What are some popular Ethiopian beverages?
Ethiopian coffee is world-renowned for its rich, bold flavor, and it is an important part of Ethiopian culture and tradition. Other popular Ethiopian beverages include tej, a honey wine that is often served at special occasions and celebrations, and t’ella, a traditional beer made from barley or maize.
What are some popular Ethiopian desserts?
Ethiopian cuisine is not particularly known for its desserts, but there are a few sweet treats that are worth trying. One popular dessert is called baklava, a sweet pastry made with layers of phyllo dough, honey, and nuts. Another is called dabo kolo, a crunchy snack made from wheat flour, sugar, and spices.
What are some common ingredients used in Ethiopian cuisine?
In addition to the staples of injera and berbere spice, other common ingredients in Ethiopian cuisine include lentils, chickpeas, split peas, onions, tomatoes, garlic, ginger, and various meats such as beef, lamb, and chicken. Herbs like rosemary and thyme are also frequently used.
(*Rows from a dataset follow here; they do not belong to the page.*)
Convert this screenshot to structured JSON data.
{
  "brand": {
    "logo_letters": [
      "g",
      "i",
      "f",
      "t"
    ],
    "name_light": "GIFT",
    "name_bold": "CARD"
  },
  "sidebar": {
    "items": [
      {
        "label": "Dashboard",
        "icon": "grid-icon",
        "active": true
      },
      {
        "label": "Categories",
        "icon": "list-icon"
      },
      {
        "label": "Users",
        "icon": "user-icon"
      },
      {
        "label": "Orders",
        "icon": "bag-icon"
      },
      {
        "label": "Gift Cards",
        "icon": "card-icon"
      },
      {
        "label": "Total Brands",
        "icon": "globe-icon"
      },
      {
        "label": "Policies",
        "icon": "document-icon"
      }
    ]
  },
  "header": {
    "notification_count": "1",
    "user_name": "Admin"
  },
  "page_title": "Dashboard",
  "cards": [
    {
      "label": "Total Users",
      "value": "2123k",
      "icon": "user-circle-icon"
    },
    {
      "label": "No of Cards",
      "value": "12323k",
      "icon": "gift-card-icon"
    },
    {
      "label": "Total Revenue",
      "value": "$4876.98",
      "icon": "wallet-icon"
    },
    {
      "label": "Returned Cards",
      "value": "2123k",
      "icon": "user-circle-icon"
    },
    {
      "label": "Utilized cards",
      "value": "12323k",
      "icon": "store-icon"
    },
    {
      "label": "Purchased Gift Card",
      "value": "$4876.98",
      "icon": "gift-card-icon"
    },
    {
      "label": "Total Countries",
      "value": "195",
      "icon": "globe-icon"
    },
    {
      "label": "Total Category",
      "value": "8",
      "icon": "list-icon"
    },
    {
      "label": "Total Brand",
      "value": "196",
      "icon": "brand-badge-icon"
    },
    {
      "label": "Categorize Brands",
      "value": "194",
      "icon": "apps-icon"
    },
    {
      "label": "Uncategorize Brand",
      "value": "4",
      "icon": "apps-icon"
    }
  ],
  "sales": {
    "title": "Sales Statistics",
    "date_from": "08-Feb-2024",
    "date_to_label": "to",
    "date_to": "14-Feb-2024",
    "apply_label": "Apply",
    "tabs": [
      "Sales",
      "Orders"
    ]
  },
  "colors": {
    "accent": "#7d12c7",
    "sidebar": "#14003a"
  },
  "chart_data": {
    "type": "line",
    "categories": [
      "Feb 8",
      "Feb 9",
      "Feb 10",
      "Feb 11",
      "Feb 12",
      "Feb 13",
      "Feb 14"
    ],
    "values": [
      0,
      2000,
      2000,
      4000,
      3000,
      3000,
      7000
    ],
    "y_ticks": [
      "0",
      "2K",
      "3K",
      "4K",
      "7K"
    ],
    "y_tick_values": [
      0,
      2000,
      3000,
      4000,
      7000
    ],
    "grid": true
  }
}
Ethiopian cuisine is a unique and delicious experience that is sure to delight your taste buds. From the sourdough flatbread injera to the spiced stews and meats, Ethiopian dishes offer a range of flavors and textures that are not found in many other cuisines. Whether you are enjoying Ethiopian food in a restaurant or in someone’s home, be sure to savor the experience and appreciate the cultural significance behind each dish.